The methodologic quality of each study was evaluated using a Downs and Black quality assessment tool (see www.ncbi.nlm.nih.gov/pmc/articles/PMC1756728/pdf/v052p00377.pdf) by two of the coauthors, independently; differences were resolved by a third investigator.
A total of 16 studies were identified and analyzed. Eight studies assessed the effect of HT and TR in children with cerebral palsy, for a total of 343 subjects (170 in the study groups, 158 in the control groups). Four randomized clinical trials assessed the use of equine-assisted therapy for mobility improvement in the elderly, representing a total of 90 participants (43 in the intervention group, 47 in the control group). Three studies focused on subjects with multiple sclerosis, although one of these studies did not include a separate control group. The total number of participants was 52, with 32 in the intervention group and 20 in a separate control group. One randomized clinical trial assessing the effect of HT on post-stroke individuals was identified. That study included 10 subjects in the intervention group and 10 subjects in the control group, for a total of 20 participants. The studies used a variety of measurable and quantified endpoints, but not all studies used the same endpoints. Most commonly used were the Berg Balance Scale, the Pediatric Balance Scale, or the Gross Motor Function Measure.
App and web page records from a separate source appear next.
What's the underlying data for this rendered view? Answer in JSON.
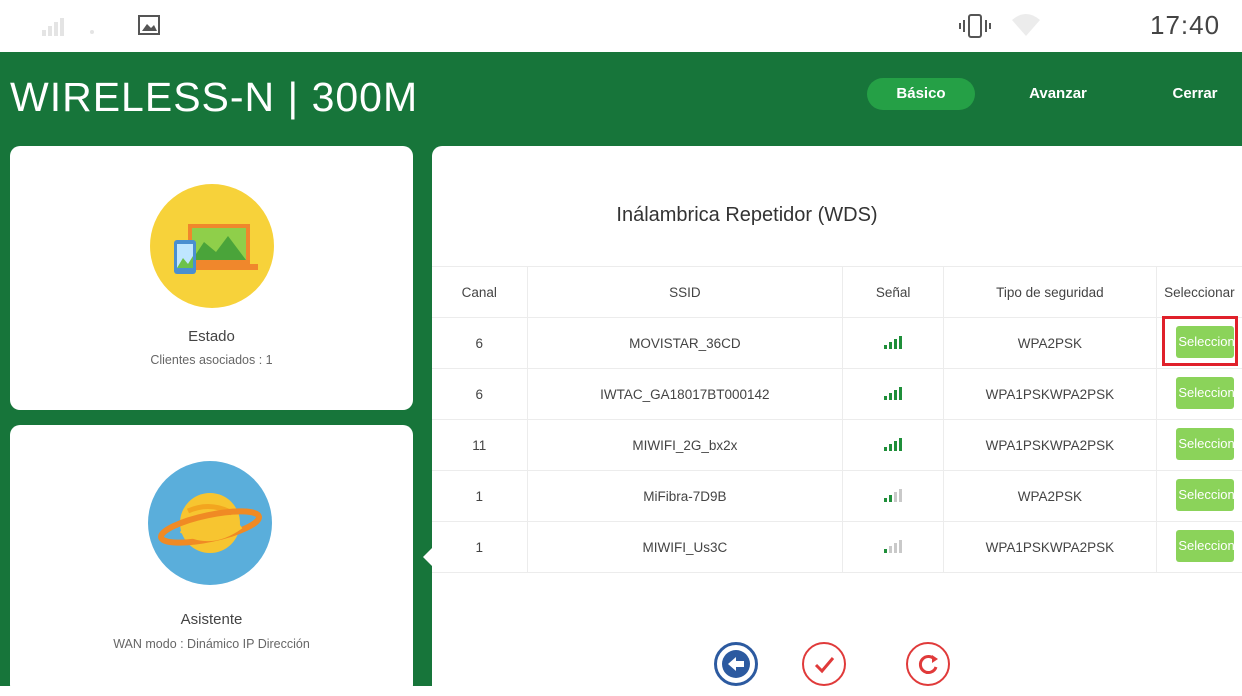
{
  "status_bar": {
    "time": "17:40"
  },
  "header": {
    "brand": "WIRELESS-N | 300M",
    "nav": [
      {
        "label": "Básico",
        "active": true
      },
      {
        "label": "Avanzar",
        "active": false
      },
      {
        "label": "Cerrar",
        "active": false
      }
    ]
  },
  "cards": {
    "estado": {
      "title": "Estado",
      "subtitle": "Clientes asociados : 1",
      "icon": "device-screens-icon"
    },
    "asistente": {
      "title": "Asistente",
      "subtitle": "WAN modo : Dinámico IP Dirección",
      "icon": "planet-icon"
    }
  },
  "panel": {
    "title": "Inálambrica Repetidor (WDS)",
    "columns": [
      "Canal",
      "SSID",
      "Señal",
      "Tipo de seguridad",
      "Seleccionar"
    ],
    "rows": [
      {
        "canal": "6",
        "ssid": "MOVISTAR_36CD",
        "signal": 4,
        "security": "WPA2PSK",
        "button": "Seleccionar"
      },
      {
        "canal": "6",
        "ssid": "IWTAC_GA18017BT000142",
        "signal": 4,
        "security": "WPA1PSKWPA2PSK",
        "button": "Seleccionar"
      },
      {
        "canal": "11",
        "ssid": "MIWIFI_2G_bx2x",
        "signal": 4,
        "security": "WPA1PSKWPA2PSK",
        "button": "Seleccionar"
      },
      {
        "canal": "1",
        "ssid": "MiFibra-7D9B",
        "signal": 2,
        "security": "WPA2PSK",
        "button": "Seleccionar"
      },
      {
        "canal": "1",
        "ssid": "MIWIFI_Us3C",
        "signal": 1,
        "security": "WPA1PSKWPA2PSK",
        "button": "Seleccionar"
      }
    ]
  },
  "colors": {
    "brand_green": "#17753a",
    "active_nav": "#25a046",
    "select_button": "#8bd35a",
    "highlight": "#e0202a"
  }
}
Of the 16 studies, only 8 included data that could be subjected to further meta-analysis. For all of these studies, subjects in the TR and HT treatment groups demonstrated higher scores on the Berg Balance Scale and the Gross Motor Function Measure than did control subjects; but these differences did not reach statistical significance.
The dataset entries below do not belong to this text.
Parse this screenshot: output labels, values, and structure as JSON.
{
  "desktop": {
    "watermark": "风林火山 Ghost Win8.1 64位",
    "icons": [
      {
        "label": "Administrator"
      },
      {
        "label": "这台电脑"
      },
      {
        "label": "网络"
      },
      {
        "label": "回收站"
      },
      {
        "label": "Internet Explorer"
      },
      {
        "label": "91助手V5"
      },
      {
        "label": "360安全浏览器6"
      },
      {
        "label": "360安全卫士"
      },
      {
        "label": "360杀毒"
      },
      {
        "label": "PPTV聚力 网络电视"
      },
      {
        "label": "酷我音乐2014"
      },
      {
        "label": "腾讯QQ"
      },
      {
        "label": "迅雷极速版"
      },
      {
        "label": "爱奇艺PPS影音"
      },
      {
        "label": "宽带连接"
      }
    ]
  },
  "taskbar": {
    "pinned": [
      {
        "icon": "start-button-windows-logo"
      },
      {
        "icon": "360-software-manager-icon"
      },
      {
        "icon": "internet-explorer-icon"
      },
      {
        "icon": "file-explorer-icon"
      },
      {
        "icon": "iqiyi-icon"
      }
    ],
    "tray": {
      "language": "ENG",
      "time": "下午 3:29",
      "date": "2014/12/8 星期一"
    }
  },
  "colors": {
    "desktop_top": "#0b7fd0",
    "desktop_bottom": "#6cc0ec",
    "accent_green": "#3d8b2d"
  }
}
Equine-assisted therapy is increasing in use and popularity. Multiple therapists and facilities can be found throughout the country (see the American Hippotherapy Association, www.americanhippotherapyassociation.org/). Several studies do indeed demonstrate improvements in subjects receiving treatment, compared to those not receiving such treatment. The authors note that “all studies and meta-analysis showed increased scores concerning the impact of HT and TR;” but this difference was not statistically significant. As the authors point out, the number of controlled studies is small, and their endpoints vary greatly. So greatly, in fact, that comparing one study to another (as was done in this meta-analysis) is quite difficult. The effort taken by this research team should be commended, based on their exhaustive search of the literature and their detailed evaluating of each study’s design.
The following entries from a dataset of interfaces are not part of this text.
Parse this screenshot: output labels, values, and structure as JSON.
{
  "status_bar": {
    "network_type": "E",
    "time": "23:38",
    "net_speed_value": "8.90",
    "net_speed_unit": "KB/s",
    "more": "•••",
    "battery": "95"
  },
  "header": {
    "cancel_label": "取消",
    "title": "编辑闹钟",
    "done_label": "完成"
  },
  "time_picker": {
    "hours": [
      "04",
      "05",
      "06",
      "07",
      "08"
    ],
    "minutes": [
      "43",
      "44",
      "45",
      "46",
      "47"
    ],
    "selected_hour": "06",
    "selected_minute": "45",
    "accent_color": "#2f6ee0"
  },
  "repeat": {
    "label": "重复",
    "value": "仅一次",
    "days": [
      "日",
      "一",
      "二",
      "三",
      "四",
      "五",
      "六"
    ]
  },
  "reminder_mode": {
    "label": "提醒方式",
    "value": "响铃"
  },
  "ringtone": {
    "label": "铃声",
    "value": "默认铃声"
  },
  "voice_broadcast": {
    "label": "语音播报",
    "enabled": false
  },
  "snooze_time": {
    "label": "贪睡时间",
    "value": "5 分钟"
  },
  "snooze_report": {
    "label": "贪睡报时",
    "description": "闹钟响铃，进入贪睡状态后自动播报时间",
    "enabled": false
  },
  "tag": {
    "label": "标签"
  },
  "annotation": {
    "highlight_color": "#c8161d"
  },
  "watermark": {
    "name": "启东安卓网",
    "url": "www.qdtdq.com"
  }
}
Current indications for therapy are broad, and the goals of therapy are varied and often quite subtle. As a result, the few studies that are done are understandably dissimilar and not easily compared. Perhaps one of the most important messages to come out of this study, then, is that future researchers should carefully consider the subjects and endpoints that they study in order to focus their energy on demonstrating reliable, statistically sound, and comparable studies. In fact, it might be worth the time and effort of organizations like the AHA to work with researchers to propose meaningful and measurable endpoints, as well as research priorities – populations and disabilities to focus current research efforts. Multi-center trials are another way to add power to a study, but they add cost and complexity which the field may not yet be equipped to bear.
-Reviewed by Ronald Sherman, MD